Crude oil prices rose sharply as sanctions against Russia added constrains on trade finance for crude shipments and some traders opted to avoid Russian supplies in an already tight market.
Brent crude oil climbed to $110 increasing by 5.45%which was last seen on July 2014 while U.S. WTI surged to $109.99 per barrel reaching the highest level since July 28,2014.
“Trade disruptions are starting to get people’s attention,” said Westpac economist Justin Smirk, as reported by Reuters.
“Issues around trade finance and insurance – that’s all impacting exports from the Black Sea. The supply shocks are unfolding,” he said.
Russian oil exports account for around 8% of global supply while Western power have imposed sanctions on energy exports directly, U.S. traders at hubs in New York and the U.S. Gulf are shunning Russian crude.
“People are not touching Russian barrels. You may see some on the water right now, but they were bought prior to the invasion. There won’t be much after that,” one New York Harbor trader told Reuters.
A coordinated release of 60 million barrels of oil by International Energy Agency member countries agreed on Tuesday put a lid on market gains, but analysts said that would only provide temporary relief on the supply front.
“They helped to cap the rise, but if you want to turn prices around, you need something more sustainable,” Smirk said.
Commercial oil stockpiles are at their lowest since 2014, the IEA said.
The Organization of the Petroleum Exporting Countries, Russia and allies, together known as OPEC+, are due to meet on Wednesday, where they are expected to stick to plans to add 400,000 barrels per day of supply each month.
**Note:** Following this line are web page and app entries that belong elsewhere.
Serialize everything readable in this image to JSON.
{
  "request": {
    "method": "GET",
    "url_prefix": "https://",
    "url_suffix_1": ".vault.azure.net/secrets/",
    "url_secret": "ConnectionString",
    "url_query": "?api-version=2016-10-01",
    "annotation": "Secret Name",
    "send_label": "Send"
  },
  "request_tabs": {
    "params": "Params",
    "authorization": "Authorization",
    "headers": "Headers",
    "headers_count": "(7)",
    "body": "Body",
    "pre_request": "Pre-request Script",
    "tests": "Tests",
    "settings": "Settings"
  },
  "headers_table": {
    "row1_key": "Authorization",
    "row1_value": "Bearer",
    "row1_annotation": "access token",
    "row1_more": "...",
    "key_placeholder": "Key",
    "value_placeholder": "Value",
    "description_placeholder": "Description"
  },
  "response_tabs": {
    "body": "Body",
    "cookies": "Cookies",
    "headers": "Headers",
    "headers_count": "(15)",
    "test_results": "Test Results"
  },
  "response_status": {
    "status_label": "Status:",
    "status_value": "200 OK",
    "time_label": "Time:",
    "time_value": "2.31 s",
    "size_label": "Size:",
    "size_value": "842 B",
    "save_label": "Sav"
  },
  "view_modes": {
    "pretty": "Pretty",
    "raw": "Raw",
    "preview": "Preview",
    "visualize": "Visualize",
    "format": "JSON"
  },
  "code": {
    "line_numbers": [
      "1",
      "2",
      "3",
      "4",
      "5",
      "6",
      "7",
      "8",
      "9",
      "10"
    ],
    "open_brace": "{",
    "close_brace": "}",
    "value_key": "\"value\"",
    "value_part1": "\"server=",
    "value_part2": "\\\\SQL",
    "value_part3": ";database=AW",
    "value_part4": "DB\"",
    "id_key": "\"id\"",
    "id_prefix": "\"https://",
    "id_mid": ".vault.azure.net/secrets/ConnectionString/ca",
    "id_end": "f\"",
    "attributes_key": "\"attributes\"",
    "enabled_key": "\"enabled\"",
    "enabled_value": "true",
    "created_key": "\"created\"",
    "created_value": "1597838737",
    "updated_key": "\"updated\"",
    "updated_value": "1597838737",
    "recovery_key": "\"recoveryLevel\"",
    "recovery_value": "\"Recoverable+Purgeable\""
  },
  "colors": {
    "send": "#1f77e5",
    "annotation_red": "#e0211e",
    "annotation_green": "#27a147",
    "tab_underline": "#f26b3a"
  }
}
The U.S. Energy Information Administration is due to release weekly data on Wednesday, with analysts polled by Reuters expecting a crude inventory build of 2.7 million barrels.